A spiky Brooks Koepka did little to enhance the image that all is harmonious in the United States team after sidestepping questions about his relationship with long-time rival Bryson DeChambeau and then taking a swipe at the media.
The feud between two of America’s top players has been played out in public for months but captain Steve Stricker has been at pains to say everything was fine behind the scenes at Whistling Straits.
Koepka and DeChambeau shared brief words on the range earlier this week in what looked like a managed PR stunt but when asked about how he was getting on with his nemesis the four-time major winner refused to reference him by name or even as an individual.
“We are on the same team together. We’ve had dinner almost every night as a team,” was the short response from Koepka.
“Everyone who is on our team is interacting and everybody is participating in conversations and doing everything we need to do.”
Koepka was not as reticent in letting the assembled journalists know what he thought of their reporting of an interview he did with Golf Digest less than a fortnight ago.
In the piece he said team sports were “not in his DNA” and the format interfered with his normal routine, which would sometimes involve a 90-minute nap after his round.
It led to former captain Paul Azinger calling for Koepka to relinquish his spot if he did not love the event.
The world number 10 did not hold back when asked about his comments.
“I never said it was negative. You (the media) all spun it that way. I said it was different. That doesn’t mean it’s bad,” he said.
“I wouldn’t be nervous on that first tee if I didn’t care. I can only do my job and then you all report whatever your opinion or side might be.
“You guys have already spun it negatively so it is going to trickle to the fans. Whatever they think is kind of off what they read, so it’s all kind of your guys’ opinion.”
The 31-year-old had a scare earlier this month after withdrawing from the Tour Championship with a wrist injury.
As a result Koepka is staying away from the team room’s table tennis table this week but asked whether he was 100 per cent fit he references previous fitness issues, having injured one knee in 2019 and dislocated his right kneecap in March this year.
“I’m like glass, so I wouldn’t say I am 100 per cent: Left knee, right knee, broken, man,” he said.

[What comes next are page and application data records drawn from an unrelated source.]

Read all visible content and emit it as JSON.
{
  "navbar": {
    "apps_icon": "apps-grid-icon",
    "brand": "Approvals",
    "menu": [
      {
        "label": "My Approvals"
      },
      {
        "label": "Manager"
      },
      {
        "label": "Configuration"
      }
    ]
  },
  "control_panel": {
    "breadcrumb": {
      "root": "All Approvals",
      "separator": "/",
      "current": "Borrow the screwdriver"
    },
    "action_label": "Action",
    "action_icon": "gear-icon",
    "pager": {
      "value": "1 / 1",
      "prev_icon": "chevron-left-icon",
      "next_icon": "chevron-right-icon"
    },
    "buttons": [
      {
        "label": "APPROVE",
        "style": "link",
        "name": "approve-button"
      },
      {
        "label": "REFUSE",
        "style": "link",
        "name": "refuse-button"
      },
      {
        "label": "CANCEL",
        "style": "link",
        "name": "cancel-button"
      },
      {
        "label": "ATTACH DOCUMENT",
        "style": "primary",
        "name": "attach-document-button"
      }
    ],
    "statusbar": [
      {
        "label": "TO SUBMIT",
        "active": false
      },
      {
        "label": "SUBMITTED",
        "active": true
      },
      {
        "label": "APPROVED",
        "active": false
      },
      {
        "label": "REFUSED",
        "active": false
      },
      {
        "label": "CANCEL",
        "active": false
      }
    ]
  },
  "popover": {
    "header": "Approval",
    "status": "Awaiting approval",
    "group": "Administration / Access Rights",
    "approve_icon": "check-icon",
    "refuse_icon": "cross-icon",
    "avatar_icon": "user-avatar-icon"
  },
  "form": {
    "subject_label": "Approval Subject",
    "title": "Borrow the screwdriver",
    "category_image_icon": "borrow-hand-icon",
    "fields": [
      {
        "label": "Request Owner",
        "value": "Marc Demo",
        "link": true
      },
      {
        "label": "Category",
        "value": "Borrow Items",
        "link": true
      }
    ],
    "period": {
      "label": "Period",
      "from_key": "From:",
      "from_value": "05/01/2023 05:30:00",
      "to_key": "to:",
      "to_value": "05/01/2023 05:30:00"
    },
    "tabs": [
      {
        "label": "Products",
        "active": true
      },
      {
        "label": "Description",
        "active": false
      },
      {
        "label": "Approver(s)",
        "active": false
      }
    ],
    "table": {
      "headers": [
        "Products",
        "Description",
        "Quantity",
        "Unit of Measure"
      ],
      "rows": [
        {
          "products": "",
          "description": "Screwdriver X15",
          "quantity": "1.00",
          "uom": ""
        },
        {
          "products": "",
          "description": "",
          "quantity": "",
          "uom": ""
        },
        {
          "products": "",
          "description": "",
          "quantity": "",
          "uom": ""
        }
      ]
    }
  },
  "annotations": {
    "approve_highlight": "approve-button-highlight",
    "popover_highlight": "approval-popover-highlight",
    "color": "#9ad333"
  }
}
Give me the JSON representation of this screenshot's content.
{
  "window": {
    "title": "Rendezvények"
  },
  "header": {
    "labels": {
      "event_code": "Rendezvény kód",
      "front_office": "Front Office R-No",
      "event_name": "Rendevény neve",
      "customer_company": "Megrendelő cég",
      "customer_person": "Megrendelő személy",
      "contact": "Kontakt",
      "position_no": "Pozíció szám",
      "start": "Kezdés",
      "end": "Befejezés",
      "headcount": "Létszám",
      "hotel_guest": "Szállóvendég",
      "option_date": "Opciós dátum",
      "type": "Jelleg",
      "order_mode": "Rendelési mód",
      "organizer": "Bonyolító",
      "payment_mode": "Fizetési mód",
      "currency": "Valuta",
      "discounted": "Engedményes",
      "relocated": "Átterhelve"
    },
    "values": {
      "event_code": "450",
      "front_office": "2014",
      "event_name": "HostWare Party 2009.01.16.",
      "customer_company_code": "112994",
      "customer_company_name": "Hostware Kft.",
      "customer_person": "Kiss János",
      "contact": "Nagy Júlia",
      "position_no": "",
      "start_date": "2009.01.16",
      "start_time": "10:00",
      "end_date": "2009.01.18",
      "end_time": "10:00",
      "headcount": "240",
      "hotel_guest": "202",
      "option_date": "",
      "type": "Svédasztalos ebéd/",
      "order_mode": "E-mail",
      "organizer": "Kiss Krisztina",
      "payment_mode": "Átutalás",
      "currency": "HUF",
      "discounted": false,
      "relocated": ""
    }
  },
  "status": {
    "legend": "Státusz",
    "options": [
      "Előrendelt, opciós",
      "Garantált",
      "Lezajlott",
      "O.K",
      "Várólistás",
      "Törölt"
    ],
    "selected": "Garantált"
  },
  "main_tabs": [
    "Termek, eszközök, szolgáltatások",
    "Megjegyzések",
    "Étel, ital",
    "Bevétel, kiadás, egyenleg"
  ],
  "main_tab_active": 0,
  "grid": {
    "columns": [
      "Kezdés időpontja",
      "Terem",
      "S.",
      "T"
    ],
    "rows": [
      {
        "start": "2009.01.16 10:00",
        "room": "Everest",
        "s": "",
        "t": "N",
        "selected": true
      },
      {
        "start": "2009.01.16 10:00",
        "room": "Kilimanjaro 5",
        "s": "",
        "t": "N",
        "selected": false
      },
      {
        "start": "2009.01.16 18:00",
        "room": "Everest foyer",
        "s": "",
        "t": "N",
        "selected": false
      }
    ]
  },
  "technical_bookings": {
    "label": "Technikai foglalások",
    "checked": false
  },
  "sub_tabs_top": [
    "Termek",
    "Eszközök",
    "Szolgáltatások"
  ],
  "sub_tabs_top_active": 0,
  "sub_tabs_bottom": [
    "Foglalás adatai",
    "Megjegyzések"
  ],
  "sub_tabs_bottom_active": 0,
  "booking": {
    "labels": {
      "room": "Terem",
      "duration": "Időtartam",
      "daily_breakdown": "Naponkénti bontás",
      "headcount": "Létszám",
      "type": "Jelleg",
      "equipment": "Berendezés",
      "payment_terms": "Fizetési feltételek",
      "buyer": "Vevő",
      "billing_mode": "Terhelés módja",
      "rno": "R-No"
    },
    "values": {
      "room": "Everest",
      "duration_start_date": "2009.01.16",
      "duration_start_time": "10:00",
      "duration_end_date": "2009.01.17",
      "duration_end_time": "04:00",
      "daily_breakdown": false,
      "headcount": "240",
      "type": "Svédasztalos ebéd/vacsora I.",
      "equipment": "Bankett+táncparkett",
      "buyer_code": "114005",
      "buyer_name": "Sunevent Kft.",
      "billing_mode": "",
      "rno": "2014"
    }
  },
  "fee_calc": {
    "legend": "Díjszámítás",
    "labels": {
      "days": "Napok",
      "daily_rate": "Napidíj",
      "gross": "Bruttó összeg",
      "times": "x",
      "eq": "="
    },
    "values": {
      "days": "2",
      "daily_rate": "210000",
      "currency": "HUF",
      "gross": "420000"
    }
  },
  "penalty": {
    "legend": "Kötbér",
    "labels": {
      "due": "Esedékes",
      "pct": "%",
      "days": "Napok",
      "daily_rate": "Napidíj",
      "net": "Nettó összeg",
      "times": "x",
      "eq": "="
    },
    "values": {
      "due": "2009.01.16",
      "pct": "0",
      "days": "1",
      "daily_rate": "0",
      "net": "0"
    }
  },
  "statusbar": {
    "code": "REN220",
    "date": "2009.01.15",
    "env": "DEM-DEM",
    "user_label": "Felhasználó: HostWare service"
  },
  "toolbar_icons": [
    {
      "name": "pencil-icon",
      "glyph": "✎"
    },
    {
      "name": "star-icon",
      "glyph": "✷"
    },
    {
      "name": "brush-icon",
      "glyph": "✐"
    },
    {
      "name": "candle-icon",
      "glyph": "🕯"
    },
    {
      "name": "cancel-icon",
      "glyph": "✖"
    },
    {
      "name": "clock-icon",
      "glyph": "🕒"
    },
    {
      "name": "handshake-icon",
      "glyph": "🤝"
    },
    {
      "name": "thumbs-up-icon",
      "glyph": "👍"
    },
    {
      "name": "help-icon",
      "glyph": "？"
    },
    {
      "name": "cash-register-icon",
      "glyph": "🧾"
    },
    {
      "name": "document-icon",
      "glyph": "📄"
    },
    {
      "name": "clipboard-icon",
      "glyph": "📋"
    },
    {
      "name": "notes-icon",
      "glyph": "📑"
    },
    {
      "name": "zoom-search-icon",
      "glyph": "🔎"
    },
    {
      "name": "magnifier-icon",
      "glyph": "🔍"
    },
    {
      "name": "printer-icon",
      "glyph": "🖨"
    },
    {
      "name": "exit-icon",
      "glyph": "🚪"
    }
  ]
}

“I feel as good as I’ve felt in a long time and I’m ready to go as much or as little as they want.”
Koepka also hopes to make Stricker cry this week – for all the right reasons – with the tournament being held in the captain’s home state of Wisconsin and the 54-year-old well known for shedding a tear or two.
“Yeah, it would be nice to see him cry. It would be awesome just because I know how much time he’s put in,” he said.
“As a captain you’ve got to put in so much time. Growing up in Wisconsin there’s a lot of things that just coming together where it would be the perfect storm if we were to win.
“Everybody knows that and everybody wants to play well.”